Every school system should educate their teachers on the importance of understanding the implications or teaching to specific learning styles. This education should also include methods of teaching that emphasize a multisensory learning style as a means of insuring all students have full access to the information provided. Teachers should also be provided with means of accommodating specific learning styles preferences. Teacher’s Aides should also be trained relative to these issues as they can provide much of the individualized instruction to individuals needing a specific method of presentation. Having a knowledge of learning styles differences and a system-wide emphasis on addressing them sets a tone of conversation that will dramatically improve the learning environment. By grade three all students should be evaluated with an assessment specifically designed to identify learning styles preferences. The students should then be individually counseled relative to their learning styles preference and provided with methods for accommodating their own needs. Making sure that the children understand themselves in a non-judgmental fashion is a critical component of providing individually targeted instruction.


I regularly identify individuals with the ability to benefit significantly from reading out loud.
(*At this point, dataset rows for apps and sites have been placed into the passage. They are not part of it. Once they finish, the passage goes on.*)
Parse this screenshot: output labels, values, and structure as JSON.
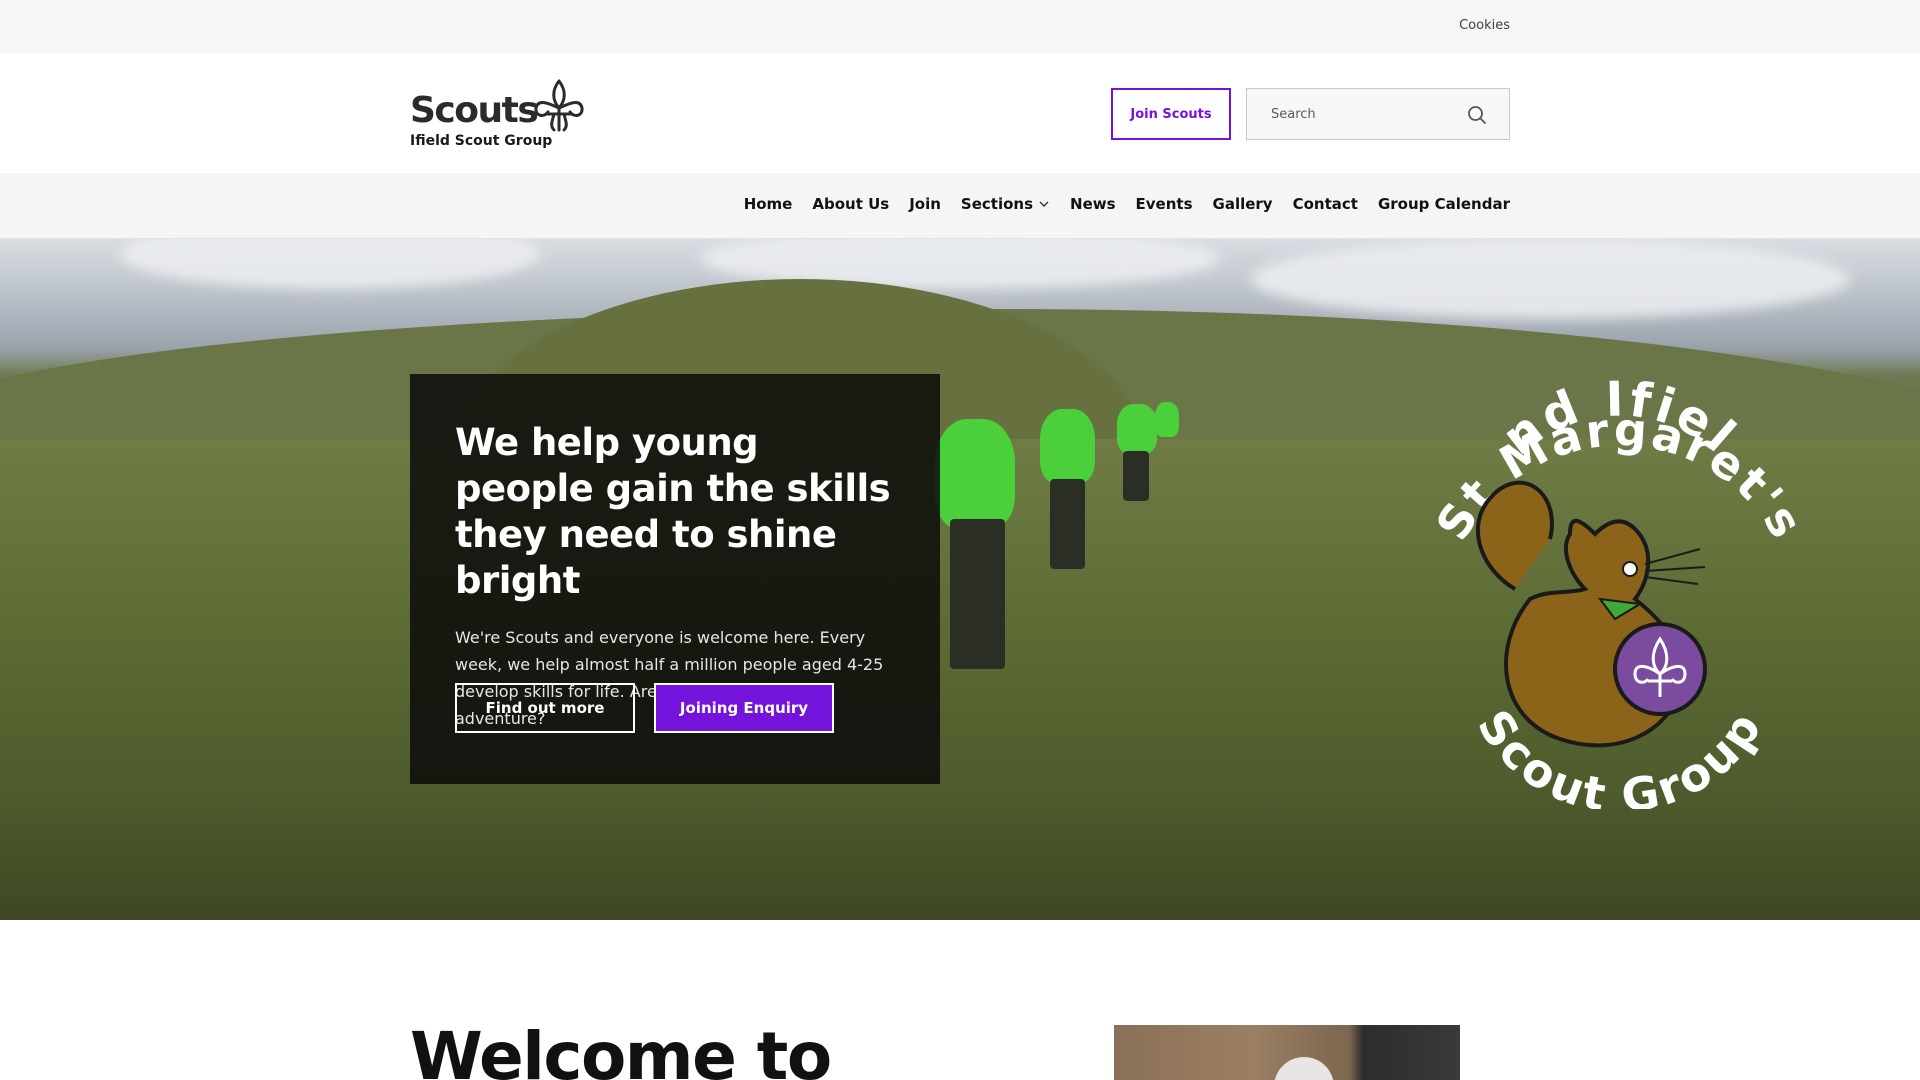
{
  "utility_bar": {
    "cookies_label": "Cookies"
  },
  "header": {
    "logo_wordmark": "Scouts",
    "group_name": "Ifield Scout Group",
    "join_button": "Join Scouts",
    "search_placeholder": "Search"
  },
  "nav": {
    "items": [
      {
        "label": "Home"
      },
      {
        "label": "About Us"
      },
      {
        "label": "Join"
      },
      {
        "label": "Sections",
        "has_dropdown": true
      },
      {
        "label": "News"
      },
      {
        "label": "Events"
      },
      {
        "label": "Gallery"
      },
      {
        "label": "Contact"
      },
      {
        "label": "Group Calendar"
      }
    ]
  },
  "hero": {
    "heading": "We help young people gain the skills they need to shine bright",
    "body": "We're Scouts and everyone is welcome here. Every week, we help almost half a million people aged 4-25 develop skills for life. Are you ready to join the adventure?",
    "buttons": {
      "secondary": "Find out more",
      "primary": "Joining Enquiry"
    },
    "badge": {
      "top_text": "2nd Ifield",
      "middle_text": "St Margaret's",
      "bottom_text": "Scout Group"
    }
  },
  "welcome": {
    "heading": "Welcome to"
  },
  "colors": {
    "brand_purple": "#7413dc",
    "panel": "#0a0a0a",
    "nav_bg": "#f5f5f5"
  },
  "icons": {
    "search": "search-icon",
    "logo": "fleur-de-lis-icon",
    "dropdown": "chevron-down-icon"
  }
}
There are sufficient numbers of these persons so as to mandate the opportunity for children to read out loud regularly. Given the logistics of the typical classroom, homework assignments for reading out loud to a parent may be a viable option.


I was recently asked by a teacher completing post-graduate studies in preparation for administrative responsibilities for a thesis topic. She wanted to do a practical study with practical implications. I suggested she do a study where she determined the learning styles of all of the students and then provide instruction specific to the individual learning style. Teachers would be trained, lesson plans would be developed, and teaching techniques refined so as to fully address all of the learning styles needs. In brief, this is my recommendation to school systems and parents. If the school system doesn’t do it, I strongly encourage the parents to make sure they have it done. Simply counseling students on the subject of learning styles differences can make a significant difference.                                                               (continued)